Your goal
Find the string "enter" in the data, and copy out each line that has it.

[Dataset records]
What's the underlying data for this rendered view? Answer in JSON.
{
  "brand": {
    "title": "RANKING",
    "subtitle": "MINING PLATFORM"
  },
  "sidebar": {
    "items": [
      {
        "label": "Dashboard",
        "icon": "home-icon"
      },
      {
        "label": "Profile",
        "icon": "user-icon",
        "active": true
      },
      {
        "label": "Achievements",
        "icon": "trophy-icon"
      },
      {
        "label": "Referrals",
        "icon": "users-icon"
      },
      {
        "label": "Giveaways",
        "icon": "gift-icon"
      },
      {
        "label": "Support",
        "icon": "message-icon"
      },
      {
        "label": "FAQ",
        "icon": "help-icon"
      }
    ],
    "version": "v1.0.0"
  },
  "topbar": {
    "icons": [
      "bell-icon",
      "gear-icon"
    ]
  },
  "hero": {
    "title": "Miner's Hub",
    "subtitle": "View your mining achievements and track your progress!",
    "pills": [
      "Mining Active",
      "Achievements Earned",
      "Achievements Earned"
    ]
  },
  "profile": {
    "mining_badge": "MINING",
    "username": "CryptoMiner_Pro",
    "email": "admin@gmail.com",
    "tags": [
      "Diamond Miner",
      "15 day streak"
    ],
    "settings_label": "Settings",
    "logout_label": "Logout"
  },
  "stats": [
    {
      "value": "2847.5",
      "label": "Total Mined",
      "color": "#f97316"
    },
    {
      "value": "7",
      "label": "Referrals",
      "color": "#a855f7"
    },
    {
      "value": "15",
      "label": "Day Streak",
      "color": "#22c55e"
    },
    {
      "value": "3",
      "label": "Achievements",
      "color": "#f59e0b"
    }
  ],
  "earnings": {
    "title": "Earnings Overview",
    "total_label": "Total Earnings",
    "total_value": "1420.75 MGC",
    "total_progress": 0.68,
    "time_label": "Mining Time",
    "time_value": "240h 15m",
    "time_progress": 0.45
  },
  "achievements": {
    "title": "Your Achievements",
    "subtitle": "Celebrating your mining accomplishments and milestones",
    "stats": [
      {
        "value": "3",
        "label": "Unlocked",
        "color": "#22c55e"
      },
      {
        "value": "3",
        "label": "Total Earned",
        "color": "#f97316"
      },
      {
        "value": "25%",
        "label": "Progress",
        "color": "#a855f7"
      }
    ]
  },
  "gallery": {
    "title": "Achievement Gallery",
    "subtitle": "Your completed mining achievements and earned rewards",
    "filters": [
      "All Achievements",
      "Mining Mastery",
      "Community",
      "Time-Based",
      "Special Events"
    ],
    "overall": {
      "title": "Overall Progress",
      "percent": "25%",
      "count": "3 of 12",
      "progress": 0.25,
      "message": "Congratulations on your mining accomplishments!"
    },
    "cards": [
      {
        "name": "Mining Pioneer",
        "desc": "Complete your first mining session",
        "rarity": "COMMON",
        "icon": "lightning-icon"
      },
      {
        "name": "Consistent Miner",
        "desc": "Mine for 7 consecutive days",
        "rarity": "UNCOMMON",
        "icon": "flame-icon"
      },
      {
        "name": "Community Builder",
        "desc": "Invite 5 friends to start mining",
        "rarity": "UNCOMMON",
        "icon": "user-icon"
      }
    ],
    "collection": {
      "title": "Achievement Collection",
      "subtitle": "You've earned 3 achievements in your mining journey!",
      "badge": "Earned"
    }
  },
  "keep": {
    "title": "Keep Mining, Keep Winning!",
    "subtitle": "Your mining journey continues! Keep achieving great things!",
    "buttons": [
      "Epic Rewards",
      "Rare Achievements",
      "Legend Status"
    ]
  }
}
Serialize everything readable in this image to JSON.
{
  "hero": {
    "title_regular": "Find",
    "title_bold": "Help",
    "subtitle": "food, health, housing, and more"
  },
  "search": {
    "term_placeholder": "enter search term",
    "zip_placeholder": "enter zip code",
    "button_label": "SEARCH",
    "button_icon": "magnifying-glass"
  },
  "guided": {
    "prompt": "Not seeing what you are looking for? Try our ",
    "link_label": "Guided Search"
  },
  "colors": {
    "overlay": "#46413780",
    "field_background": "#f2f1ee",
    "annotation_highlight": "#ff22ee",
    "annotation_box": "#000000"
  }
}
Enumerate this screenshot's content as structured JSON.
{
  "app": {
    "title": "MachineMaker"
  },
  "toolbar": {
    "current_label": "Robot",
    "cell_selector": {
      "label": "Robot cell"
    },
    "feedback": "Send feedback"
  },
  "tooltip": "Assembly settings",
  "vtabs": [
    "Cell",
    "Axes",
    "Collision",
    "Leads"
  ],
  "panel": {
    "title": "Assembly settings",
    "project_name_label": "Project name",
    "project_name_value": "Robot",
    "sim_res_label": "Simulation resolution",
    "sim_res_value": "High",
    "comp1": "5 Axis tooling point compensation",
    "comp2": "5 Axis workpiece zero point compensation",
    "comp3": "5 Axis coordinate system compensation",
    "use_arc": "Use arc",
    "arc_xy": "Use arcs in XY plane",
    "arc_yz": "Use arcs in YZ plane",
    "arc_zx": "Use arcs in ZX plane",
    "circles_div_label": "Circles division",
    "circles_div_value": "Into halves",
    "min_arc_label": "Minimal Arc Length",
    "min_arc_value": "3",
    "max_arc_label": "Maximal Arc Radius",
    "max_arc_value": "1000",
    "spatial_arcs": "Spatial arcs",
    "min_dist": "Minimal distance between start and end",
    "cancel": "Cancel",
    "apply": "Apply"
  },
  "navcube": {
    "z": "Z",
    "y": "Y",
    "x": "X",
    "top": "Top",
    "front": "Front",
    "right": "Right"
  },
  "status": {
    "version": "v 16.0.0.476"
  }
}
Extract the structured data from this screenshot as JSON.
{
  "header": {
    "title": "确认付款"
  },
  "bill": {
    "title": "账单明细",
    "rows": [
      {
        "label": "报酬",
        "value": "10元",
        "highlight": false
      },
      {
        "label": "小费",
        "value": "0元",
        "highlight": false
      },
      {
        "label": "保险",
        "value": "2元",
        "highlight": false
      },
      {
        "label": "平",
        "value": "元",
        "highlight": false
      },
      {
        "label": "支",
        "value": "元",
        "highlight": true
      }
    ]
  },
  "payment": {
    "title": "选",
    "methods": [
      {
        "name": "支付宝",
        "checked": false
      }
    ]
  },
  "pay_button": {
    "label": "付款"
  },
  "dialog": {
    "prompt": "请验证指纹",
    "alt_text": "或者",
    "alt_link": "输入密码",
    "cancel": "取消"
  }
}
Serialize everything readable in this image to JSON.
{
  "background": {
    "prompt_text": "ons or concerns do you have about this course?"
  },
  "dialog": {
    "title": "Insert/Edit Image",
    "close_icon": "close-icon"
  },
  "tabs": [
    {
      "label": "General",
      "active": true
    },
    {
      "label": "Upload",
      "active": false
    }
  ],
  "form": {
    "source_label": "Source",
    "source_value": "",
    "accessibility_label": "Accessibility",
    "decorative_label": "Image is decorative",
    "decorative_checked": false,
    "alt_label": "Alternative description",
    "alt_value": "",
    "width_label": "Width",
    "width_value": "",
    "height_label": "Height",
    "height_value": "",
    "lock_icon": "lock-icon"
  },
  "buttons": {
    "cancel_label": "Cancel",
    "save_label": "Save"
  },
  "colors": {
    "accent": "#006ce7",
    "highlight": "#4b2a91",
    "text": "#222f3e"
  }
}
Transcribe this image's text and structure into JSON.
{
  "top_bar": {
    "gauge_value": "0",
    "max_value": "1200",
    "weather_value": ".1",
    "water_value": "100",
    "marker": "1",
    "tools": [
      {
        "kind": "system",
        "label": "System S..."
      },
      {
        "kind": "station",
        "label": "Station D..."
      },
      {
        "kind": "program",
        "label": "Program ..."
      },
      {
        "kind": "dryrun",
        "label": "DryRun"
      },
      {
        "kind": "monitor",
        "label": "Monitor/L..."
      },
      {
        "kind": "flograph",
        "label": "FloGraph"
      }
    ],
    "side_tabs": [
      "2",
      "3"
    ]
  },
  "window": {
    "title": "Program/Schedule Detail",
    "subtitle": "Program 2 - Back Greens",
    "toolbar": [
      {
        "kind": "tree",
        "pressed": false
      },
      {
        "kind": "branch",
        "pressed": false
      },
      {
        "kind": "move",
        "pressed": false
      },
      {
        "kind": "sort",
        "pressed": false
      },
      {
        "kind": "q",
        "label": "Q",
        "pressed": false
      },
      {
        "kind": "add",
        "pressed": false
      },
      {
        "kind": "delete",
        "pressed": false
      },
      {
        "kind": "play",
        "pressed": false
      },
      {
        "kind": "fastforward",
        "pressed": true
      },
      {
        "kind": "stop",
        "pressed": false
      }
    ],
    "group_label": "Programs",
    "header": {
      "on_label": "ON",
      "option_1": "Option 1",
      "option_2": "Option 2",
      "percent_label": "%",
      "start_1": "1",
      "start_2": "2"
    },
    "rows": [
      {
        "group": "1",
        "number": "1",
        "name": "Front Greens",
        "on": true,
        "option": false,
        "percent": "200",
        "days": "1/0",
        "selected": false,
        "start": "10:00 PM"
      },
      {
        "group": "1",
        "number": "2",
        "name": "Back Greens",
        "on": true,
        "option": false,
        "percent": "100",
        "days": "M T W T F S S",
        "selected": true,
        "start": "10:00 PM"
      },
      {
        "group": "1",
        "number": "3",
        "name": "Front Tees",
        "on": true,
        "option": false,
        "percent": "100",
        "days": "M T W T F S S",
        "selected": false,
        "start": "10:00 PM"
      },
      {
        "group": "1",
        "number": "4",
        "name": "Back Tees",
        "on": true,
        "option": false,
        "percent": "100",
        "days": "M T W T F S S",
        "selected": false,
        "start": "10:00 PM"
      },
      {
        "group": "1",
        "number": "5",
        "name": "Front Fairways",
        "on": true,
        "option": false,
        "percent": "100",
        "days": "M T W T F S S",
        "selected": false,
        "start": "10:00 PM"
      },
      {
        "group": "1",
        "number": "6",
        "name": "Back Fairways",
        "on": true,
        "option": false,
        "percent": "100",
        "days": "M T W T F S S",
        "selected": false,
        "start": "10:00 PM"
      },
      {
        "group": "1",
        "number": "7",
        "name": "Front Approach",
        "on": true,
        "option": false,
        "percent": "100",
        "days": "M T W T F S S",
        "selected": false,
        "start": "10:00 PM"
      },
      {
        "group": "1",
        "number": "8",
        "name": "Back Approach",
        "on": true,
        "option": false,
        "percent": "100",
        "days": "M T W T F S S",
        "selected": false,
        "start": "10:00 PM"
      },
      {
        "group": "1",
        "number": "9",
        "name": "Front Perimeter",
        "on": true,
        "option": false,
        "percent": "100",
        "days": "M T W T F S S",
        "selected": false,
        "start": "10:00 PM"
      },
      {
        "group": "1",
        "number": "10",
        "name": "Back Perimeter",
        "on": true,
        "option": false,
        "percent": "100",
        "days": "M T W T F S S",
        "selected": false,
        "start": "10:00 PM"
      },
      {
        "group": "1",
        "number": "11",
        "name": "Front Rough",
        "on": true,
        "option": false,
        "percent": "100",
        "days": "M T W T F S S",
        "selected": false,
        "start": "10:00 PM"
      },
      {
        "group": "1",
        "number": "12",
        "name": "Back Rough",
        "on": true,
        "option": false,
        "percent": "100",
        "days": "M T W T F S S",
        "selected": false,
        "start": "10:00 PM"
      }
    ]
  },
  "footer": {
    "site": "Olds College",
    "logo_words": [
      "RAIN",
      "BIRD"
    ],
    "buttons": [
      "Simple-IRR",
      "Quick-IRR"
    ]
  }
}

Response
    "term_placeholder": "enter search term",
    "zip_placeholder": "enter zip code",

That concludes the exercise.